Tuesday, November 25, 2014

Advanced media final assignment

Here is the final design for the media project (a study pavilion on campus). I would like to create a simple wood structure that creates two types of spaces. The taller entrance leads to a space high enough to sit under and read a book or lounge with some room above the head. The second entrance is lower, a shelter purely for napping and lying under. The roof is made for students to crawl and sit on top, a place to perch and rest in good weather. I chose to use a simple tongue and groove joint to connect the wooden pieces of the pavilion. However, in reality the pavilion is much more complex because the shapes twist to
form a much more curvy shape. It is not a purely geometrical form.

This sheet shows my exploration of the shapes for the roof panels. My professor had also wanted me to experiment with color, so I created an option that has a mix of blue and yellow and clear triangles. I imagine the material to be thin and translucent so that sun may filter through and reflect onto the ground and the people sitting inside.

Tuesday, November 18, 2014

advanced media study pavilion draft

learning some functions in grasshopper such as 3dmorph, which is used in this image. I am conceptually designing a study pavilion for a lawn on campus. To the left are connection options, relating to specific material.

great tutorials that have kept me alive in this class

Wednesday, November 5, 2014

Winery mid review and some mediocre photos.

I apologize for the mostly blurry photos.

Here's the conceptual site plan I had used for the first few weeks of the term to organize the buildings of the winery. We will be designing a hospitality building to hold the tasting room, an office and professional kitchen. Additionally, the site plan includes a bunkhouse for workers, a production facility, part of it being outdoor and five feet above grade, a barrel cellar and a dry goods storage.

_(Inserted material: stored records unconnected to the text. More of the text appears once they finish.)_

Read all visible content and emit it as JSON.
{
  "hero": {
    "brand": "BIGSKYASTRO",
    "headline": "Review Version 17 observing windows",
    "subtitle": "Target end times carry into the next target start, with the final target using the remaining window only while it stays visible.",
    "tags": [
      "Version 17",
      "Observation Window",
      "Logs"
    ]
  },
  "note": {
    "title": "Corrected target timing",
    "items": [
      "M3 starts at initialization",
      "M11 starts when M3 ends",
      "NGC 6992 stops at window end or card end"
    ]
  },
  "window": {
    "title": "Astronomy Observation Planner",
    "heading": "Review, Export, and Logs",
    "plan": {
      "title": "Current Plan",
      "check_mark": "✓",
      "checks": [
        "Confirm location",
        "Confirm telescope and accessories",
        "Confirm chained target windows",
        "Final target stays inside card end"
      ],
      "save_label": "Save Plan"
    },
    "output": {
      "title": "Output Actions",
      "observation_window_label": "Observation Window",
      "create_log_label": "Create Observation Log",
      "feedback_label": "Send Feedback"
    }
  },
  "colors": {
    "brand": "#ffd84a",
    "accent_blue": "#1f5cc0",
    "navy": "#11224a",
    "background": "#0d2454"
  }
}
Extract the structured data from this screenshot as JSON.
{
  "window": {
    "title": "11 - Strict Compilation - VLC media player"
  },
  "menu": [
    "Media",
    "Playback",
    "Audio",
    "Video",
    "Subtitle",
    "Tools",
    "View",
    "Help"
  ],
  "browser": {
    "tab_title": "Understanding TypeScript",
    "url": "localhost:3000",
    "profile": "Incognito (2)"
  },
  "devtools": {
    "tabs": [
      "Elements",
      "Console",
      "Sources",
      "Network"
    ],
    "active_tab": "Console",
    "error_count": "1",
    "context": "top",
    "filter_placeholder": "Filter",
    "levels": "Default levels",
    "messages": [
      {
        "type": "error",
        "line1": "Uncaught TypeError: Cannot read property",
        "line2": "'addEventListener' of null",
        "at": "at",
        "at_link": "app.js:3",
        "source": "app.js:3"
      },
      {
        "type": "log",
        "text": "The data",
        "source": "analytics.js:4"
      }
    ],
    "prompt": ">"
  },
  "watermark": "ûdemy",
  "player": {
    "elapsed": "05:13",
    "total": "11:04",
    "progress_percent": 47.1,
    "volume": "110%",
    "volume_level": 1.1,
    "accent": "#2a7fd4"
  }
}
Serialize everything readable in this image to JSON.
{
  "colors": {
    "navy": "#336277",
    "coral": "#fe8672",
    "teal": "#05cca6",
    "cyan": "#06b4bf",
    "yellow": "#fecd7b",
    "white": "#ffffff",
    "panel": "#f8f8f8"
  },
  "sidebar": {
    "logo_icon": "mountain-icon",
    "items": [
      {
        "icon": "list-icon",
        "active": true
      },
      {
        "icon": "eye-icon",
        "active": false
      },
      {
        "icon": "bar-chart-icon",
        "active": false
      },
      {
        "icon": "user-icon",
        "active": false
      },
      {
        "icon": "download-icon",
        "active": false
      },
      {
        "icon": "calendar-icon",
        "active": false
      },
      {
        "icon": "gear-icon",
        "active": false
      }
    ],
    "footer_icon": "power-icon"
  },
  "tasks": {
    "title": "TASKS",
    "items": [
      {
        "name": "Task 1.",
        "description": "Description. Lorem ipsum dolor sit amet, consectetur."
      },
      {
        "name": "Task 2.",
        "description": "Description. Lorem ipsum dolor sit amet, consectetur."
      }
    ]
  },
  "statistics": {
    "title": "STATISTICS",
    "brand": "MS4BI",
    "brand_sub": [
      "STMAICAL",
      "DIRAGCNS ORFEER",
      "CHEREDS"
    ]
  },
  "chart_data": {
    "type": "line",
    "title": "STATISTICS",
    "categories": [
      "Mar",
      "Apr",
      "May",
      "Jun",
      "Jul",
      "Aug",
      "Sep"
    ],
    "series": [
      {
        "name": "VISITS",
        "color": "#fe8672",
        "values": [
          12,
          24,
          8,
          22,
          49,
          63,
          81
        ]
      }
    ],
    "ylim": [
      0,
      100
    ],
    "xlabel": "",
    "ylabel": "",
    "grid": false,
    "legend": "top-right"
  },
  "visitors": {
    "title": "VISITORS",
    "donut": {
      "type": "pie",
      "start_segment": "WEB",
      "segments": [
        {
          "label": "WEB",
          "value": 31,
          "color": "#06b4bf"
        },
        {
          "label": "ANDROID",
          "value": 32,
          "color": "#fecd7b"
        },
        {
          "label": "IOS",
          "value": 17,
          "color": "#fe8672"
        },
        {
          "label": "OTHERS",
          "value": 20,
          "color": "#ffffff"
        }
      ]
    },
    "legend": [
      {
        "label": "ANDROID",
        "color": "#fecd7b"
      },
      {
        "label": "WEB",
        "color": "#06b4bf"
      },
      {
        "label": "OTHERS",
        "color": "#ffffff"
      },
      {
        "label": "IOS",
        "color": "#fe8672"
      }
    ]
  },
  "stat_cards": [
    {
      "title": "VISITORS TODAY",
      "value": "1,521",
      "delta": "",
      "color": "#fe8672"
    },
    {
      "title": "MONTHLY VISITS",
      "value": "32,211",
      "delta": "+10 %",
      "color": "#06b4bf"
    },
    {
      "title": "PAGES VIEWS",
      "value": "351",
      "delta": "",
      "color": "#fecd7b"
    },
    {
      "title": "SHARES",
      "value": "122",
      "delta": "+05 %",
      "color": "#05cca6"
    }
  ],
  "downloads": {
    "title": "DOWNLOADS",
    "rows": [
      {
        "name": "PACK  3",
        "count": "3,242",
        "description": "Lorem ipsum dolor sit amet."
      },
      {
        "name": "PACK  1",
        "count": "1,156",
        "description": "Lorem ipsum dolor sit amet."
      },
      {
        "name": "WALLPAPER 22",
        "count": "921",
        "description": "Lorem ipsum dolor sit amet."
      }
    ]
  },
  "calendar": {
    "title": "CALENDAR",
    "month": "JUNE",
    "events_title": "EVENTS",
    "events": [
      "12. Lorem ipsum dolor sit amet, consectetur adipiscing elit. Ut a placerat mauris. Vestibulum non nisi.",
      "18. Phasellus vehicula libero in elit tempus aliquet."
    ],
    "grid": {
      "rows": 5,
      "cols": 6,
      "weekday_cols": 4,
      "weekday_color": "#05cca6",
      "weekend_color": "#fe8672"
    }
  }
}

 I want the building to be staggering up the hill so that the views to the south and west are unobstructed. The right most building is the production facility, the barrel cellar and the dry goods storage. This area is tucked into the earth, and protrudes out of the slope. The hospitality building sits to the left, and subtly protrudes out of the slope. The bunkhouse to the far left sits on the slope at grade level. Thus, the buildings slowly rise out of the slope as one travels further to the left.
 Here is my refined site plan with massing. The buildings do not protrude out of the ground as dramatically as I had anticipated. Vehicle traffic is hidden to the backside of the buildings, and the pedestrian traffic remains at the front side of the building to take advantage of the views.
 My reviewer suggested I redesign the hospitality building so that the kitchen does not open to the public. He had also discouraged the linearity of the plan, and would have liked to see more "spatial structure". The building seemed to be too form based. Similarly he had thought my buildings were too object oriented and needed to integrate with the site more. The client had also reviewed my building, and suggested I allow more viewing opportunity for transportation vehicles, as most of the road would be hidden behind the production building. He had wanted his workers to enjoy the view as well, as
much of the production process involves transporting the grapes between the outdoor and indoor production spaces.

Here is a section model of the tasting room. My primary material would be masonry. I want to take advantage of the thickness of masonry to create interesting voids in the facade, and to shape the views for the visitors.

Tuesday, November 4, 2014

Winery project: tasting pavilion

 This term I am designing a winery for EIEO & Company. The client will be looking at our ideas, however the studio project will remain conceptual as most of our designs will be over budget. The tasting pavilion is a small structure located by a spring, which leads to a man made pond. It is shaded by two large trees. We were to design a small space that includes some sort of water element.


 My design focuses on the views of the winery. I want to use heavy masonry to shape the space of the pavilion. I blocked the views of the north side of the pavilion, as the views mainly are focused to the west, and south. The east side faces the hospitality and production buildings. The visitor enters at the east side and is compressed into a small space in which he chooses either to continue into the large gathering space to the left, or the viewing balcony.
 Here is my conceptual model of the heavy masonry walls piercing through a wooden platform



 I had wanted to create a relationship between wood and masonry by  "sandwiching" the material -wood for the roof, masonry in the middle, and wood for the flooring. During the critique, my professor had suggested to work on the roof form to keep the building cohesive.  He had suggested for the roof to interact with the masonry in a similar manner as the wood does, that is, the piercing action of slicing into the masonry. The roof is an open structure, so that the existing trees provide the primary shading.
The viewing balcony was created to block heavy southern sunlight from entering into the gathering space. The walls here are to create filtered light, and an opportunity to separate private spaces with larger public spaces.
My water feature is a small reflection pool located near the entrance (you can see a small bit of it where the piece bends). I cut small perforations into the masonry so that when light filters through the holes, the reflections will cast onto the water. This idea was inspired from the Stone Museum in Japan.